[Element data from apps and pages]

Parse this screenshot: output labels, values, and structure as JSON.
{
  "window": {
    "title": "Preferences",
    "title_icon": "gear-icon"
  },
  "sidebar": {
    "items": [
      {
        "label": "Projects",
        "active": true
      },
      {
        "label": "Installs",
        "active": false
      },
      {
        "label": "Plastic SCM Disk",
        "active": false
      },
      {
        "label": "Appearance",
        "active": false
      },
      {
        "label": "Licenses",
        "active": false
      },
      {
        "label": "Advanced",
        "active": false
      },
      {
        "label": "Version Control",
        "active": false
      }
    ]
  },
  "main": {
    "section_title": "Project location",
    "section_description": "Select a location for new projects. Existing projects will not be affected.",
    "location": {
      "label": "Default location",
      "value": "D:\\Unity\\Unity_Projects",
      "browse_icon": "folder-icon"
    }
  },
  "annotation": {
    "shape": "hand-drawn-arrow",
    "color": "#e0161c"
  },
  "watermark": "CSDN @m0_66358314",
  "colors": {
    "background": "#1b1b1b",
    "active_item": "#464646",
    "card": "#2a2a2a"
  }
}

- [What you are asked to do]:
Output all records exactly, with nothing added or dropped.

- [Worked solution]:
Parse this screenshot: output labels, values, and structure as JSON.
{
  "window": {
    "title": "Preferences",
    "title_icon": "gear-icon"
  },
  "sidebar": {
    "items": [
      {
        "label": "Projects",
        "active": true
      },
      {
        "label": "Installs",
        "active": false
      },
      {
        "label": "Plastic SCM Disk",
        "active": false
      },
      {
        "label": "Appearance",
        "active": false
      },
      {
        "label": "Licenses",
        "active": false
      },
      {
        "label": "Advanced",
        "active": false
      },
      {
        "label": "Version Control",
        "active": false
      }
    ]
  },
  "main": {
    "section_title": "Project location",
    "section_description": "Select a location for new projects. Existing projects will not be affected.",
    "location": {
      "label": "Default location",
      "value": "D:\\Unity\\Unity_Projects",
      "browse_icon": "folder-icon"
    }
  },
  "annotation": {
    "shape": "hand-drawn-arrow",
    "color": "#e0161c"
  },
  "watermark": "CSDN @m0_66358314",
  "colors": {
    "background": "#1b1b1b",
    "active_item": "#464646",
    "card": "#2a2a2a"
  }
}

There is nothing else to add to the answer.